Methodist Specialty Care Center v. Mississippi Division of MedicaidAnnotate this Case

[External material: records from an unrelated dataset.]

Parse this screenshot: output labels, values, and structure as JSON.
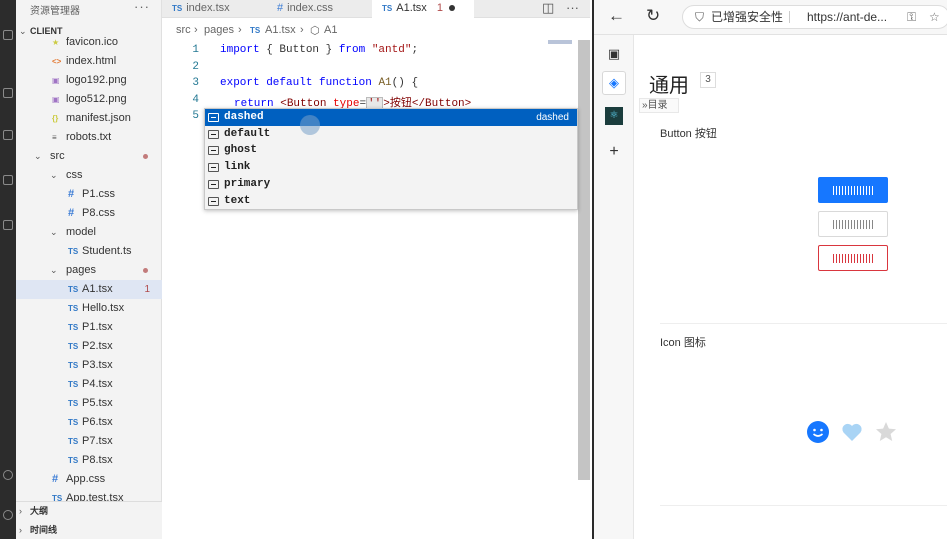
{
  "explorer": {
    "header": "资源管理器",
    "dots": "···",
    "root": "CLIENT",
    "items": [
      {
        "label": "favicon.ico",
        "icon": "star",
        "depth": 2
      },
      {
        "label": "index.html",
        "icon": "<>",
        "depth": 2
      },
      {
        "label": "logo192.png",
        "icon": "img",
        "depth": 2
      },
      {
        "label": "logo512.png",
        "icon": "img",
        "depth": 2
      },
      {
        "label": "manifest.json",
        "icon": "{}",
        "depth": 2
      },
      {
        "label": "robots.txt",
        "icon": "txt",
        "depth": 2
      },
      {
        "label": "src",
        "folder": true,
        "depth": 1,
        "dot": true
      },
      {
        "label": "css",
        "folder": true,
        "depth": 2
      },
      {
        "label": "P1.css",
        "icon": "#",
        "depth": 3
      },
      {
        "label": "P8.css",
        "icon": "#",
        "depth": 3
      },
      {
        "label": "model",
        "folder": true,
        "depth": 2
      },
      {
        "label": "Student.ts",
        "icon": "TS",
        "depth": 3
      },
      {
        "label": "pages",
        "folder": true,
        "depth": 2,
        "dot": true
      },
      {
        "label": "A1.tsx",
        "icon": "TS",
        "depth": 3,
        "selected": true,
        "count": "1"
      },
      {
        "label": "Hello.tsx",
        "icon": "TS",
        "depth": 3
      },
      {
        "label": "P1.tsx",
        "icon": "TS",
        "depth": 3
      },
      {
        "label": "P2.tsx",
        "icon": "TS",
        "depth": 3
      },
      {
        "label": "P3.tsx",
        "icon": "TS",
        "depth": 3
      },
      {
        "label": "P4.tsx",
        "icon": "TS",
        "depth": 3
      },
      {
        "label": "P5.tsx",
        "icon": "TS",
        "depth": 3
      },
      {
        "label": "P6.tsx",
        "icon": "TS",
        "depth": 3
      },
      {
        "label": "P7.tsx",
        "icon": "TS",
        "depth": 3
      },
      {
        "label": "P8.tsx",
        "icon": "TS",
        "depth": 3
      },
      {
        "label": "App.css",
        "icon": "#",
        "depth": 2
      },
      {
        "label": "App.test.tsx",
        "icon": "TS",
        "depth": 2
      }
    ],
    "outline": "大纲",
    "timeline": "时间线"
  },
  "tabs": [
    {
      "prefix": "TS",
      "label": "index.tsx"
    },
    {
      "prefix": "#",
      "label": "index.css"
    },
    {
      "prefix": "TS",
      "label": "A1.tsx",
      "count": "1",
      "active": true
    }
  ],
  "breadcrumb": [
    "src",
    "pages",
    "A1.tsx",
    "A1"
  ],
  "editor": {
    "line_numbers": [
      "1",
      "2",
      "3",
      "4",
      "5"
    ],
    "line1": {
      "kw1": "import",
      "p1": " { Button } ",
      "kw2": "from",
      "str": " \"antd\"",
      "end": ";"
    },
    "line3": {
      "kw1": "export",
      "kw2": " default",
      "kw3": " function",
      "fn": " A1",
      "rest": "() {"
    },
    "line4": {
      "ret": "return ",
      "open": "<Button ",
      "attr": "type",
      "eq": "=",
      "q": "''",
      "close": ">按钮</Button>"
    }
  },
  "suggestions": [
    {
      "label": "dashed",
      "detail": "dashed",
      "highlighted": true
    },
    {
      "label": "default"
    },
    {
      "label": "ghost"
    },
    {
      "label": "link"
    },
    {
      "label": "primary"
    },
    {
      "label": "text"
    }
  ],
  "browser": {
    "security": "已增强安全性",
    "url": "https://ant-de...",
    "page_title": "通用",
    "page_count": "3",
    "toc": "目录",
    "section_button": "Button 按钮",
    "section_icon": "Icon 图标",
    "colors": {
      "primary": "#1677ff",
      "danger": "#d9363e"
    }
  }
}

Methodist Specialty Care Center was the only nursing facility for the severely disabled (NFSD) in Mississippi. NFSDs generally incur higher costs than other nursing facilities, and because of this, Methodist received a percentage adjustment to its new-bed-value (NBV) calculation when the Mississippi Division of Medicaid (DOM) determined how much it should reimburse Methodist for its property costs through the DOM’s fair-rental system. A NBV was intended to reflect what it would cost to put a new bed into service in a nursing facility today. Methodist had received a NBV adjustment of 328.178 percent added to the standard NBV every year since it opened in 2004 until State Plan Amendment (SPA) 15-004 was enacted. During the 2014 Regular Session, the Mississippi Legislature passed House Bill 1275, which authorized the DOM to update and revise several provisions within the State Plan; one such amendment changed Methodist's adjustment rate, and made the facility experience a substantial decrease in its NBV, while all other nursing facilities in the state received increases. Methodist appealed the DOM’s changes to its NBV that were enacted in SPA 15-004. After a hearing, an Administrative Hearing Officer (AHO) upheld the decreased percentage adjustment to Methodist’s NBV, but also determined the DOM had miscalculated Methodist’s NBV adjustment. The DOM had planned to calculate Methodist’s adjustment as 175 percent of the base NBV, but the AHO found that Methodist’s adjusted NBV should be calculated in the same manner as it was calculated preamendment - by taking 175 percent of the standard NBV and adding that value to the standard NBV. Methodist still felt aggrieved because its NBV adjustment rate had not been restored to the preamendment rate. Methodist appealed the DOM’s final decision to the Chancery Court. When the chancellor affirmed the DOM’s final decision, Methodist appealed to the Mississippi Supreme Court. After review, the Supreme Court found the DOM’s final decision was supported by substantial evidence, was not arbitrary or capricious, did not violate Methodist’s constitutional or statutory rights and that the DOM was acting within its power in reaching and adopting its final decision.